The new GDPR legislation seems to have caused a surge of panic. For many entrepreneurs it is – as of yet –  unclear what is and what is not allowed in the new situation. Your database, built up with so much care, suddenly seems less valuable or even worthless, because no, you are no longer allowed to send messages to every person whose email address you happen to have. You have to be clear and transparent about why you store personal data, and you are expected to protect them adequately. The consumer is pleased with the new legislation. “This will be the end of all those useless and so-called personalised mailings and offers that I am not looking for and that I often haven’t even asked for.”

Internal data shows how well you did yesterday

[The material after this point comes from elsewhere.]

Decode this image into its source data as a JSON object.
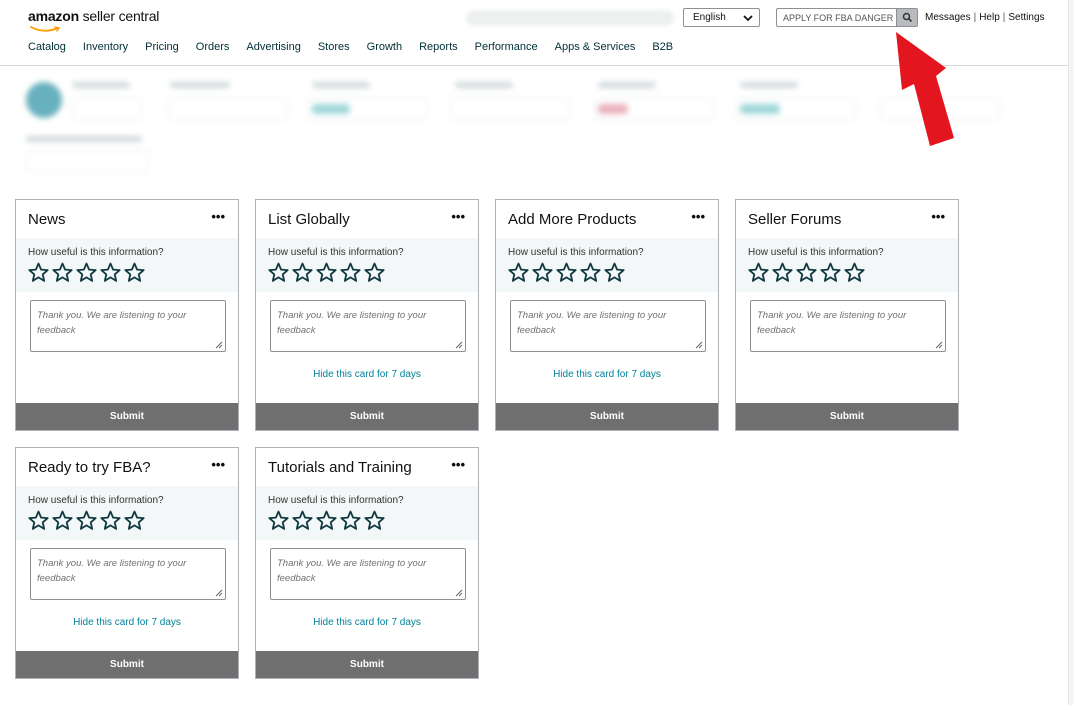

Having a well-stocked database seemed an end in itself in the past few years. Client data, transaction details, and email addresses were the gold of an organisation. Don’t get me wrong: they really are valuable data. It tells you exactly how successful you were during the preceding period. It doesn’t, however, tell you anything about the actual needs of your clients, or about the future of your organisation. This makes it even more incomprehensible that we kept emailing our clients, week after week, offering products and services that we were so eager to bring to their attention but that they themselves weren’t looking for at all.

External Big Data tells you which message to compose at what moment

New legislation or not, your audience will only take action if your message, product, or service is relevant to them. Their personal wish, preference, or feeling at a specific moment is what tips the balance. And you can’t read these out or record them in internal data. Where you do find these wishes, interests, and needs is outside the walls of your organisation. External Big Search & Social Data tells you exactly what your audience is looking for. What keeps them awake at night and what goes on in their minds. These anonymised data do not tell you who is lying awake, but it does tell you for what, where, why, how, and when your audience is looking in relation to your brand, product, or market. Once you know that, you will compose the right message, at the right moment, through the right channel. You will be there at the moment that counts. You will know which products must be on your shelves at which moment. And you will surprise the consumer instead of hounding him.

Be more relevant

Perhaps we should stop focussing on those internal data, but see the GDPR as an opportunity for a fresh start. To free the consumer from all unrequested historical burdens, but even more for ourselves, as a way to become even more relevant for our existing and future clients.

This column was published in TwenteVisie on the 2nd of July 2018.

Originally in written in Dutch.